Dark sky tourism is growing in popularity, and not just among amateur astronomers and astrophysicists. Instead, many of those looking for Mother Nature’s version of a star-studded evening are often weary city dwellers looking to escape the bright lights of home.
Regardless of motivation or background, star gazers of all stripes have plenty to be excited about as August is shaping up to be a truly stellar month for dark sky enthusiasts, with the gas giant planets Jupiter and Saturn especially bright, and the Perseid meteor shower at its annual peak.
Jupiter and Saturn, the fifth and sixth planets from the Sun respectively, are both in opposition to the Earth this month. Opposition occurs when, from the perspective from Earth, the Sun and planet in opposition are directly opposite from each other. From the perspective of the Sun, the planet in opposition would be seen directly behind the Earth. Both planets appear brighter during this period because opposition roughly coincides with the time they are closest to Earth. Saturn will reach opposition on August 2, while Jupiter will do the same August 19.
The dates of the two planetary oppositions bookend the peak display of the Perseid meteor shower. Meteor showers occur when the Earth passes through the debris and dust left behind by a large comet (the Swift-Tuttle comet for the Perseid shower). The dust and debris burn and disintegrate upon crashing into the atmosphere, and are seen from Earth as glowing streaks across the night sky. Anywhere from 60 to 100 of these meteoroids will visible every hour on the peak nights of August 11, 12, and 13. Best viewing times are the hours after midnight and just before dawn. As an added bonus, the skies will be extra dark because there will be no moon during this period.

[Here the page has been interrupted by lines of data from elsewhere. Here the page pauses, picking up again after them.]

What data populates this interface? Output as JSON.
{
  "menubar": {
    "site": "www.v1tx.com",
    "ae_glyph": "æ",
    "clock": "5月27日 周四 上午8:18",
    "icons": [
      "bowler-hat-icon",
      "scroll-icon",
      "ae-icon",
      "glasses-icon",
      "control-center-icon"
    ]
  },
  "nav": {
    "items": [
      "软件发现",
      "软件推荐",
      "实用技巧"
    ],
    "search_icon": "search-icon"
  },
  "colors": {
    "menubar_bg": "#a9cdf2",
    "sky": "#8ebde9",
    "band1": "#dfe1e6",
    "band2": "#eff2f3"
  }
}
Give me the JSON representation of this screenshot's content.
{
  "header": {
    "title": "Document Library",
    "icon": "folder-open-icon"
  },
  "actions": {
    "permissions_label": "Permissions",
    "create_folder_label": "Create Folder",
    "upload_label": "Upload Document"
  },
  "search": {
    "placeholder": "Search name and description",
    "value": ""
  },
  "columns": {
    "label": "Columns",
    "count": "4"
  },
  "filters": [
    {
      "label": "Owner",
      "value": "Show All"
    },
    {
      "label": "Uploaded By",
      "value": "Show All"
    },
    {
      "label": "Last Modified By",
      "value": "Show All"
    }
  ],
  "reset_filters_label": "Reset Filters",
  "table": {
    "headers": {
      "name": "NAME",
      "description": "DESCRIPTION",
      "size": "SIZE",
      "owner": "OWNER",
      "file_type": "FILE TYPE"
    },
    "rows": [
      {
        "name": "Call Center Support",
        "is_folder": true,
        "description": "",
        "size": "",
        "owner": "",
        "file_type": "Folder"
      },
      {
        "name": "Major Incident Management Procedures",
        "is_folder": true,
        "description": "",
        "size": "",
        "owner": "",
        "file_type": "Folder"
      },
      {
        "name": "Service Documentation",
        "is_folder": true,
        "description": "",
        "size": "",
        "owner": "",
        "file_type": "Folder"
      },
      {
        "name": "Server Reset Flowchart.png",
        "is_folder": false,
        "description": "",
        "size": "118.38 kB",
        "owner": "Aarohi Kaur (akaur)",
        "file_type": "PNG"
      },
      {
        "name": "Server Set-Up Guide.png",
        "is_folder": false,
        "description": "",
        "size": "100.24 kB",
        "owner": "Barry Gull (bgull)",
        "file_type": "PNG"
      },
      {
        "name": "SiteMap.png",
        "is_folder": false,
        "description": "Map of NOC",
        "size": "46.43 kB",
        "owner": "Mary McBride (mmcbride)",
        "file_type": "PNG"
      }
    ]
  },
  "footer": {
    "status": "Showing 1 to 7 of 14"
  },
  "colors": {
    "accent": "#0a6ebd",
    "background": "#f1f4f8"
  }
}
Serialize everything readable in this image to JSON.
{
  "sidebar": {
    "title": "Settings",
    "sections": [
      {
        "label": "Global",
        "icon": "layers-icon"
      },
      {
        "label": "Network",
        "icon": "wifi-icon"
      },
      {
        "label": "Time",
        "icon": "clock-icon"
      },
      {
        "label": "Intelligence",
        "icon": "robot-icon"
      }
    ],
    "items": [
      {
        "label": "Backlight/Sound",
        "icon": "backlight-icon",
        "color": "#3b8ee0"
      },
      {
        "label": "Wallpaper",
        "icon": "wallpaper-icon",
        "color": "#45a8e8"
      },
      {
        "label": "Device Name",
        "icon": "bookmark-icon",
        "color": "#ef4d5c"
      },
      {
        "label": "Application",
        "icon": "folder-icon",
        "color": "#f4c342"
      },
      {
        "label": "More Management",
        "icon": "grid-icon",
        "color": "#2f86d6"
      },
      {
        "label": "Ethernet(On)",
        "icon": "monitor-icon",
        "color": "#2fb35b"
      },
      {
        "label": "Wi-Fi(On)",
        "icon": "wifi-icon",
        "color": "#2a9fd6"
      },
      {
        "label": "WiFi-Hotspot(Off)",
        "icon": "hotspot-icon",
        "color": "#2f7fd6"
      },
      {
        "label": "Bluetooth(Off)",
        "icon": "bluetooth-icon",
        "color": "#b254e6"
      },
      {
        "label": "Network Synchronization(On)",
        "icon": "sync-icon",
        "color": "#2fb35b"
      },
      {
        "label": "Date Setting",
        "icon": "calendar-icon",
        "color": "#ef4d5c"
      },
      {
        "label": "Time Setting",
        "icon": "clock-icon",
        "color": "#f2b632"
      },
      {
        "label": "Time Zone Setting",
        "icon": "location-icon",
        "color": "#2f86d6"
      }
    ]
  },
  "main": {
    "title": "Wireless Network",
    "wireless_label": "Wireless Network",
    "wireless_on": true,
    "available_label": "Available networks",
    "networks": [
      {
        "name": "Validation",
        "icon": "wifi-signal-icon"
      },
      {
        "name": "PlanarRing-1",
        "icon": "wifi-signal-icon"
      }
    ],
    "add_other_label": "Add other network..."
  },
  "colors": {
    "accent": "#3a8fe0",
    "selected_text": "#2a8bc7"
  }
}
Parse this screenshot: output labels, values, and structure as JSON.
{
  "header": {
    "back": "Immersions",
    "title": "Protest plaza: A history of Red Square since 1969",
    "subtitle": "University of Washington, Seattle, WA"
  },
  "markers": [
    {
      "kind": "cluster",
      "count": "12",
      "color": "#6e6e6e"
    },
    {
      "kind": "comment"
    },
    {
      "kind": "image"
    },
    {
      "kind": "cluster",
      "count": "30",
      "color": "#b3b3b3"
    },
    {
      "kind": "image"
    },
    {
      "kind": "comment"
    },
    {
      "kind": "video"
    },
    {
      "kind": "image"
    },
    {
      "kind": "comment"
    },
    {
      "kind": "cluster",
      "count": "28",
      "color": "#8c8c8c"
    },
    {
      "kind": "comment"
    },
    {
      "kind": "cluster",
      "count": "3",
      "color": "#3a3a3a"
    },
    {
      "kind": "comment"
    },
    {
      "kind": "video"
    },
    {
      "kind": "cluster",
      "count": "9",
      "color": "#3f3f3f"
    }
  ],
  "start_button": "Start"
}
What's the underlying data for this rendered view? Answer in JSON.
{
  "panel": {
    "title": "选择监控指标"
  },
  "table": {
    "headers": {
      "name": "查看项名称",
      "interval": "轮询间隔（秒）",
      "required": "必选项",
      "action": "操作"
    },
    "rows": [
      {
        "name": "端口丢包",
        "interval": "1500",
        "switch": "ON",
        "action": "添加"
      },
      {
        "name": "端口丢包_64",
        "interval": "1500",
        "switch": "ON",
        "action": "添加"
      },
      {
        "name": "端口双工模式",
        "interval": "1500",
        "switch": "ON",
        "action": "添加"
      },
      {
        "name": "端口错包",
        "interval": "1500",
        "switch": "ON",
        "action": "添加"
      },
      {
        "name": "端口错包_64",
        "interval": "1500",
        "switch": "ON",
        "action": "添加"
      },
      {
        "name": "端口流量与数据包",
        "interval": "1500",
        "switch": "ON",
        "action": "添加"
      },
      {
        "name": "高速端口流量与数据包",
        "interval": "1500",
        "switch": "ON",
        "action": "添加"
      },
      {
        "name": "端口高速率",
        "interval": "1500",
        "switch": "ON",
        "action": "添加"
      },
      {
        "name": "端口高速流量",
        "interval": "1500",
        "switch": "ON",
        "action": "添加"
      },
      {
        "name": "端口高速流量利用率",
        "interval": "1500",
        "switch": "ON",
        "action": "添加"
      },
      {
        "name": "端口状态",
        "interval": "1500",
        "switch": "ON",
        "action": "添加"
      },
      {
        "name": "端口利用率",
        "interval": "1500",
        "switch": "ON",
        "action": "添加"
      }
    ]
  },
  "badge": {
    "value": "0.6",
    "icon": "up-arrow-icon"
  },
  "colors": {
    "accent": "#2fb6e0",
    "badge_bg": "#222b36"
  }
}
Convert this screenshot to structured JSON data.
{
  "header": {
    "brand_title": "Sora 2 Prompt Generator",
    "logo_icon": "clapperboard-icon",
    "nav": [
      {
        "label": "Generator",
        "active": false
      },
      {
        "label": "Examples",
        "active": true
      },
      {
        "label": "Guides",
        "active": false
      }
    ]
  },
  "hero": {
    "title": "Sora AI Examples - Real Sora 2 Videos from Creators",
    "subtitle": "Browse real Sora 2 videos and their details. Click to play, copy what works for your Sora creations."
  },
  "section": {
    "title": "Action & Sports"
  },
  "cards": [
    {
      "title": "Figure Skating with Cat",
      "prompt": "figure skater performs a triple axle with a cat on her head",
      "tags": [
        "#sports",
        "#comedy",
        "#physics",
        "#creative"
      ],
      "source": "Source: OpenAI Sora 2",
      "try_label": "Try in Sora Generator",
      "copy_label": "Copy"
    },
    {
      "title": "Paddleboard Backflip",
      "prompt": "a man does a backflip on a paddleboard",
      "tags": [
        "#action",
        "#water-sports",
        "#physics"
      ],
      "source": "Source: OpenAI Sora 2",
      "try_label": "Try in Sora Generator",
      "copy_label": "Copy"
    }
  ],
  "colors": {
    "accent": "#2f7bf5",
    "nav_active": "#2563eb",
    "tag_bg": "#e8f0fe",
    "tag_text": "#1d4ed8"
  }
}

So where are some of the best dark sky tourism spots to take in August’s abundance of nightly entertainment? It turns out there are plenty of places and not just in isolated spots in the middle of nowhere.
According to the International Dark-Skies Association (IDSA), a good place to start domestically is the National Parks system. Some of the more popular National Parks like Death Valley in California, Grand Canyon in Arizona, and Big Bend in Texas are recognized by the IDSA for their dark night skies and lack of light pollution. These parks are popular, though, and not the ideal destination if you’re looking to beat the crowds. One place you can find solitude is Great Basin National Park. Its remote location in eastern Nevada ensures quiet and breathing room in this small hidden gem.
For a truly rugged and unique experience, though, leave the National Parks behind and head to the Central Idaho Dark Sky Reserve in the Sawtooth Mountains. The reserve encompasses two recognized Wilderness Areas ensuring as little encroachment from light and other forms of pollution that come with civilization. Another truly special site for viewing night skies is the Boundary Waters Canoe Area Wilderness in the Superior National Forest in northeastern Minnesota. You can enjoy the million acres of lakes, streams, trees, and towering rock formations during the day, while marveling at the brilliance of the Milky Way at night.
If you’re looking for something a little closer to home and the comforts of the big city or your fave LGBTQ+ travel destination, here are a few dark sky locales that won’t break your budget or time off.
The LGBTQ+ desert oasis has some of the best dark sky viewing in the civilized portions of Southern California. Joshua Tree National Park is a prime location to pitch a tent and watch the night skies. And due south of Palm Springs is the Anza-Borrego California State Park. This massive desert preserve is the largest state park in California, and has some of the best night skies. For those looking to stay closer to the action, there’s always the Rancho Mirage Library & Observatory just not far from downtown Palm Springs.
The 54,000 acres of Kissimmee Prairie Preserve State Park protects and nurtures one of the last naturally intact dry prairie ecosystems in the state, and the wide open expanses of land away from developed areas result in some of the best stargazing areas in the state. It’s also a more than manageable drive from the Miami Beach area.
The Appalachian Mountain Club (AMC) Maine Woods Initiative lands are privately held tracts in the North Maine Woods region of the state which the AMC manages and preserves for public use and research. They also work to protect their dark skies as well, which they describe as some of the best west of the Great Prairie region of the country.